If you are a loyal reader of the Farber Center blog than you already know diabetes will increase the risk of developing periodontitis (gum disease). In this blog post, we will delve into the connection between diabetes and gum disease and discuss their connection. What are Periodontitis and Diabetes? Diabetes Our bodies typically create energy… Read more »

6 Ways to Strengthen Your Bite

Your bite determines whether you’re reaching for an apple or a smoothie. Although both are delicious, you may want that crunch sensation of a whole apple. So what do you do when your teeth aren’t strong enough to take a bite? While dental implants may in fact be necessary to correct your bite strength, there… Read more »

10 Facts You Didn’t Know About Your Mouth

Most of us go through our daily morning routine without giving much thought to what is going on in our mouths. Sure we brush our teeth and floss, but what’s really going on in there? Here’s 15 facts you may not know: 1. Saliva Helps You Taste Without all that saliva in your mouth you… Read more »

Dental Implants & Dental Implant Problems

The Farber Center for Dental Implants and Periodontics knows that as we age proper tooth maintenance can become difficult. If you are missing a tooth or teeth and have read our blog post on “Increased Tooth Loss for Senior Citizens” you already know you are not alone. Luckily, if you are unhappy with your smile… Read more »

Psoriasis and Gum Disease – An Overlooked Connection

In honor of National Psoriasis Awareness Month we explore the often overlooked connection between psoriasis and gum disease. Like many other ailments, one can worsen the other. What Does Psoriasis Have to Do With Your Gums? Recent studies show that people with psoriasis are 4.4 times more likely to have gum disease than people without… Read more »

Bruxism Can Be a Grind

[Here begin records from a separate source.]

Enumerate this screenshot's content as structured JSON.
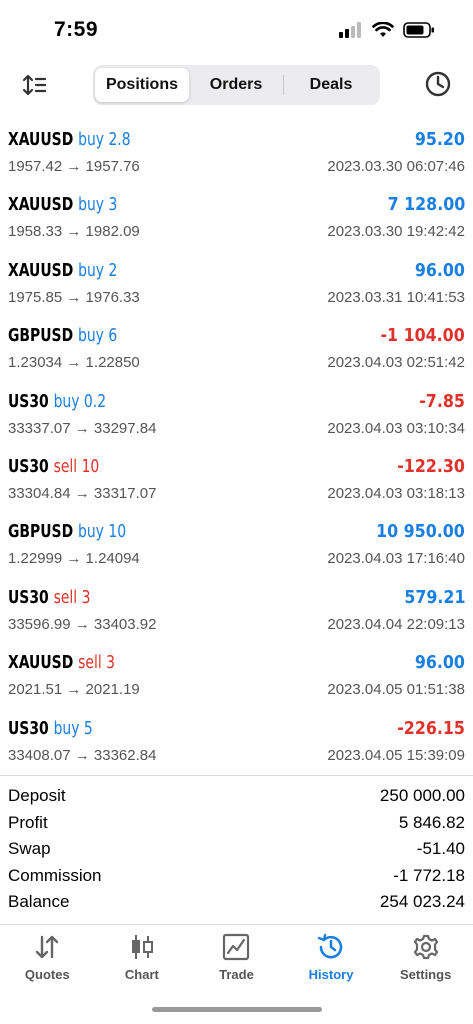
{
  "status": {
    "time": "7:59"
  },
  "toolbar": {
    "tabs": [
      {
        "label": "Positions",
        "active": true
      },
      {
        "label": "Orders",
        "active": false
      },
      {
        "label": "Deals",
        "active": false
      }
    ],
    "icons": {
      "left": "sort-icon",
      "right": "history-clock-icon"
    }
  },
  "positions": [
    {
      "symbol": "XAUUSD",
      "side": "buy",
      "volume": "buy 2.8",
      "prices": "1957.42 → 1957.76",
      "profit": "95.20",
      "time": "2023.03.30 06:07:46"
    },
    {
      "symbol": "XAUUSD",
      "side": "buy",
      "volume": "buy 3",
      "prices": "1958.33 → 1982.09",
      "profit": "7 128.00",
      "time": "2023.03.30 19:42:42"
    },
    {
      "symbol": "XAUUSD",
      "side": "buy",
      "volume": "buy 2",
      "prices": "1975.85 → 1976.33",
      "profit": "96.00",
      "time": "2023.03.31 10:41:53"
    },
    {
      "symbol": "GBPUSD",
      "side": "buy",
      "volume": "buy 6",
      "prices": "1.23034 → 1.22850",
      "profit": "-1 104.00",
      "time": "2023.04.03 02:51:42"
    },
    {
      "symbol": "US30",
      "side": "buy",
      "volume": "buy 0.2",
      "prices": "33337.07 → 33297.84",
      "profit": "-7.85",
      "time": "2023.04.03 03:10:34"
    },
    {
      "symbol": "US30",
      "side": "sell",
      "volume": "sell 10",
      "prices": "33304.84 → 33317.07",
      "profit": "-122.30",
      "time": "2023.04.03 03:18:13"
    },
    {
      "symbol": "GBPUSD",
      "side": "buy",
      "volume": "buy 10",
      "prices": "1.22999 → 1.24094",
      "profit": "10 950.00",
      "time": "2023.04.03 17:16:40"
    },
    {
      "symbol": "US30",
      "side": "sell",
      "volume": "sell 3",
      "prices": "33596.99 → 33403.92",
      "profit": "579.21",
      "time": "2023.04.04 22:09:13"
    },
    {
      "symbol": "XAUUSD",
      "side": "sell",
      "volume": "sell 3",
      "prices": "2021.51 → 2021.19",
      "profit": "96.00",
      "time": "2023.04.05 01:51:38"
    },
    {
      "symbol": "US30",
      "side": "buy",
      "volume": "buy 5",
      "prices": "33408.07 → 33362.84",
      "profit": "-226.15",
      "time": "2023.04.05 15:39:09"
    }
  ],
  "summary": [
    {
      "label": "Deposit",
      "value": "250 000.00"
    },
    {
      "label": "Profit",
      "value": "5 846.82"
    },
    {
      "label": "Swap",
      "value": "-51.40"
    },
    {
      "label": "Commission",
      "value": "-1 772.18"
    },
    {
      "label": "Balance",
      "value": "254 023.24"
    }
  ],
  "tabbar": [
    {
      "label": "Quotes",
      "icon": "quotes-arrows-icon",
      "active": false
    },
    {
      "label": "Chart",
      "icon": "candlestick-icon",
      "active": false
    },
    {
      "label": "Trade",
      "icon": "trade-chart-icon",
      "active": false
    },
    {
      "label": "History",
      "icon": "history-clock-icon",
      "active": true
    },
    {
      "label": "Settings",
      "icon": "gear-icon",
      "active": false
    }
  ],
  "colors": {
    "buy": "#1a7fe0",
    "sell": "#e0322a",
    "accent": "#1a7fe0"
  }
}
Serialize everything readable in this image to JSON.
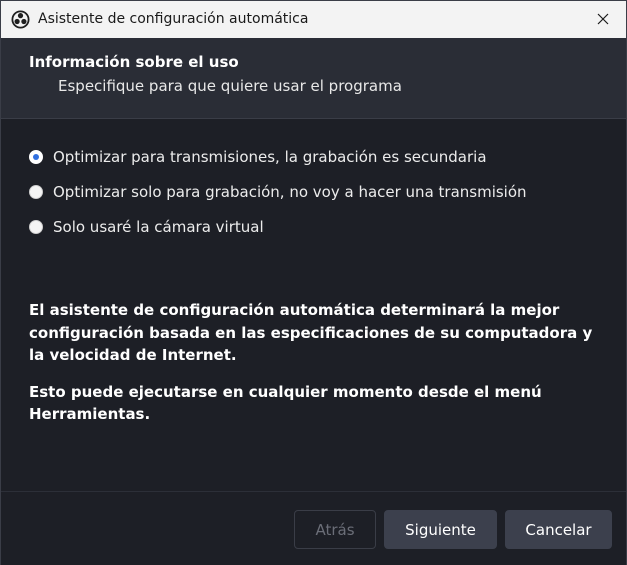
{
  "window": {
    "title": "Asistente de configuración automática",
    "app_icon": "obs-logo-icon",
    "close_icon": "close-icon"
  },
  "header": {
    "title": "Información sobre el uso",
    "subtitle": "Especifique para que quiere usar el programa"
  },
  "options": [
    {
      "label": "Optimizar para transmisiones, la grabación es secundaria",
      "checked": true
    },
    {
      "label": "Optimizar solo para grabación, no voy a hacer una transmisión",
      "checked": false
    },
    {
      "label": "Solo usaré la cámara virtual",
      "checked": false
    }
  ],
  "info": {
    "paragraph1": "El asistente de configuración automática determinará la mejor configuración basada en las especificaciones de su computadora y la velocidad de Internet.",
    "paragraph2": "Esto puede ejecutarse en cualquier momento desde el menú Herramientas."
  },
  "footer": {
    "back_label": "Atrás",
    "back_enabled": false,
    "next_label": "Siguiente",
    "cancel_label": "Cancelar"
  },
  "colors": {
    "background": "#1d1f26",
    "header_background": "#2a2d36",
    "titlebar_background": "#f3f3f3",
    "radio_accent": "#2f6fe0",
    "button_background": "#3c404d",
    "disabled_text": "#6b6e78"
  }
}
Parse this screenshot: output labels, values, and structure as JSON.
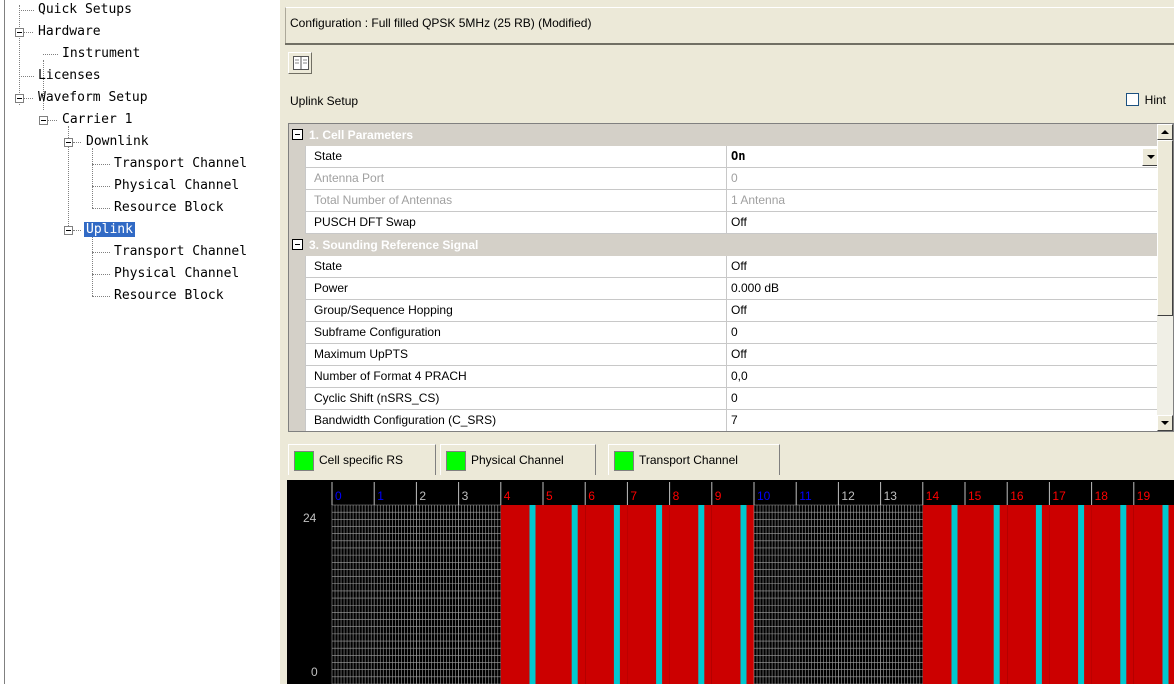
{
  "tree": {
    "items": [
      {
        "label": "Quick Setups"
      },
      {
        "label": "Hardware"
      },
      {
        "label": "Instrument"
      },
      {
        "label": "Licenses"
      },
      {
        "label": "Waveform Setup"
      },
      {
        "label": "Carrier 1"
      },
      {
        "label": "Downlink"
      },
      {
        "label": "Transport Channel"
      },
      {
        "label": "Physical Channel"
      },
      {
        "label": "Resource Block"
      },
      {
        "label": "Uplink"
      },
      {
        "label": "Transport Channel"
      },
      {
        "label": "Physical Channel"
      },
      {
        "label": "Resource Block"
      }
    ]
  },
  "config": {
    "text": "Configuration : Full filled QPSK 5MHz (25 RB) (Modified)"
  },
  "toolbar": {
    "icon": "book-icon"
  },
  "setup": {
    "title": "Uplink Setup",
    "hint_label": "Hint"
  },
  "grid": {
    "rows": [
      {
        "type": "category",
        "label": "1. Cell Parameters"
      },
      {
        "type": "prop",
        "name": "State",
        "value": "On",
        "state": "selected"
      },
      {
        "type": "prop",
        "name": "Antenna Port",
        "value": "0",
        "state": "disabled"
      },
      {
        "type": "prop",
        "name": "Total Number of Antennas",
        "value": "1 Antenna",
        "state": "disabled"
      },
      {
        "type": "prop",
        "name": "PUSCH DFT Swap",
        "value": "Off",
        "state": "normal"
      },
      {
        "type": "category",
        "label": "3. Sounding Reference Signal"
      },
      {
        "type": "prop",
        "name": "State",
        "value": "Off",
        "state": "normal"
      },
      {
        "type": "prop",
        "name": "Power",
        "value": "0.000 dB",
        "state": "normal"
      },
      {
        "type": "prop",
        "name": "Group/Sequence Hopping",
        "value": "Off",
        "state": "normal"
      },
      {
        "type": "prop",
        "name": "Subframe Configuration",
        "value": "0",
        "state": "normal"
      },
      {
        "type": "prop",
        "name": "Maximum UpPTS",
        "value": "Off",
        "state": "normal"
      },
      {
        "type": "prop",
        "name": "Number of Format 4 PRACH",
        "value": "0,0",
        "state": "normal"
      },
      {
        "type": "prop",
        "name": "Cyclic Shift (nSRS_CS)",
        "value": "0",
        "state": "normal"
      },
      {
        "type": "prop",
        "name": "Bandwidth Configuration (C_SRS)",
        "value": "7",
        "state": "normal"
      }
    ]
  },
  "legend": [
    {
      "label": "Cell specific RS",
      "color": "#00ff00"
    },
    {
      "label": "Physical Channel",
      "color": "#00ff00"
    },
    {
      "label": "Transport Channel",
      "color": "#00ff00"
    }
  ],
  "resource_grid": {
    "slots": [
      "0",
      "1",
      "2",
      "3",
      "4",
      "5",
      "6",
      "7",
      "8",
      "9",
      "10",
      "11",
      "12",
      "13",
      "14",
      "15",
      "16",
      "17",
      "18",
      "19"
    ],
    "slot_label_colors": [
      "#0000ff",
      "#0000ff",
      "#c0c0c0",
      "#c0c0c0",
      "#ff0000",
      "#ff0000",
      "#ff0000",
      "#ff0000",
      "#ff0000",
      "#ff0000",
      "#0000ff",
      "#0000ff",
      "#c0c0c0",
      "#c0c0c0",
      "#ff0000",
      "#ff0000",
      "#ff0000",
      "#ff0000",
      "#ff0000",
      "#ff0000"
    ],
    "filled_slots": [
      4,
      5,
      6,
      7,
      8,
      9,
      14,
      15,
      16,
      17,
      18,
      19
    ],
    "y_top_label": "24",
    "y_bottom_label": "0",
    "colors": {
      "fill": "#cc0000",
      "dmrs": "#00c8d0",
      "grid_line": "#a0a0a0",
      "empty": "#000000"
    }
  }
}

We should probably start off by letting you know that “bruxism” is actually a fancy term used to describe excessive grinding of the teeth, usually at night—but it can also occur during the day. It can be difficult to know if you are grinding your teeth while you are asleep because…well, you are asleep. Visiting… Read more »